On Tuesday morning, I delivered an expertly crafted (if I do say so myself, which I do) presentation to a packed room. Of all the people composing the panel on which I sat, my talk generated the most questions, and I responded to each one, unfazed.
On Tuesday afternoon, I checked in with my therapist. Surely she noticed the marked changes in my moods, my language, and my behavior. “Yes,” she admitted. I confessed that I didn’t trust my own judgment. I catastrophize too much. How do I know if I am really falling? I tell myself that my life is off-the-rails. Is it even true? WHAT DO I DO?! SOMEONE DO SOMETHING! I went for a walk on the beach. I smiled at strangers and exchanged kind words with people at bus stops and on park benches. I attended mass. I breathed in. I sighed out. For the remainder of the week, I isolated myself in my hotel room when not attending the conference, and by Thursday, I was so lonely that I joined three of my closest friends from work at the hotel buffet. I was unabashedly direct. “A buffet is probably not the best place for a binge eater,” I told them. They gave me their support, just as always. And I ate a meal that fit nicely into my meal plan, just as always. We laughed. I breathed in. I sighed out.

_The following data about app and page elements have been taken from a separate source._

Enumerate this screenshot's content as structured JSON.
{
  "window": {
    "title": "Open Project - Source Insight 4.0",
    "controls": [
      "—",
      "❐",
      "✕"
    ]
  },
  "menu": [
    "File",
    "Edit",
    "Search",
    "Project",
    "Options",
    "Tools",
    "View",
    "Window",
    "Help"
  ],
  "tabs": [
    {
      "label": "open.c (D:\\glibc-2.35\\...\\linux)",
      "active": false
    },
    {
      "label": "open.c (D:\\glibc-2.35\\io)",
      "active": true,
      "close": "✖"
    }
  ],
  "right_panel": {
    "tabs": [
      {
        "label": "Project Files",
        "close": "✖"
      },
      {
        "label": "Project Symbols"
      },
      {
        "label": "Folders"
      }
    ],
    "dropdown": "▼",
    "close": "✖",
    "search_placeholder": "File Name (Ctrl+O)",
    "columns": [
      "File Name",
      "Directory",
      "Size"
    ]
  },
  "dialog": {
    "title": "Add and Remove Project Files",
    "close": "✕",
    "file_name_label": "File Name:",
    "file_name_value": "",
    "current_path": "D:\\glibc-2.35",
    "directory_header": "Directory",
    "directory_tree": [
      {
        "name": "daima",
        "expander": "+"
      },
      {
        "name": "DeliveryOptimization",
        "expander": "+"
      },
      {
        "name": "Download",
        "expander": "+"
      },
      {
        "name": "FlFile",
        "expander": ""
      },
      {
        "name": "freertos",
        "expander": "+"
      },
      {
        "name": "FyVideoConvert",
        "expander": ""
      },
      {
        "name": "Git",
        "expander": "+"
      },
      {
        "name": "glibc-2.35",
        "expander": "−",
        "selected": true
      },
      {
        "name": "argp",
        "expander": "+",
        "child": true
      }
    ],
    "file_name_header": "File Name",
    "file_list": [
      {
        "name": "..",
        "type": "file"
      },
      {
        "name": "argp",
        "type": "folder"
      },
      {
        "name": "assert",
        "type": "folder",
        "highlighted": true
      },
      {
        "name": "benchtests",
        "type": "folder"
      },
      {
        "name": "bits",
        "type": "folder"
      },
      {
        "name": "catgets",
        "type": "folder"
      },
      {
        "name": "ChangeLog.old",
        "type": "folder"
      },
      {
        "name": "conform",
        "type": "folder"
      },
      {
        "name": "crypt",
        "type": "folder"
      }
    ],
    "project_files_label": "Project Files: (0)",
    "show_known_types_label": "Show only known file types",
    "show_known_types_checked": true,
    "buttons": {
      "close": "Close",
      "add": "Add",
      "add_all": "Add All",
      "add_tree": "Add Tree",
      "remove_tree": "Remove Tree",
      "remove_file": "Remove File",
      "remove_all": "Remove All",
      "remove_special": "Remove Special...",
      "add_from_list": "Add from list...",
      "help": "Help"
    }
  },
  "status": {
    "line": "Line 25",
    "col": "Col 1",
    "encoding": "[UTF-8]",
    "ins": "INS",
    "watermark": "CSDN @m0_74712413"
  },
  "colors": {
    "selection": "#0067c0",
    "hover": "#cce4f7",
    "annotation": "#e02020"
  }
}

There are no answers right now. Just as there are no answers as to what I will be doing or where I will be living a year from now. So, I wait. I wake up every morning, and I try again. I ride the rails. I don’t know where they lead. I go for mindful walks, I meet with my nutritionist, I confide in my supports. I participate in yoga class, and even when I am feeling depressed, I make an effort to get myself to the gym. I follow my meal plan. I tell myself, Just do what you can.
Ad astra per aspera.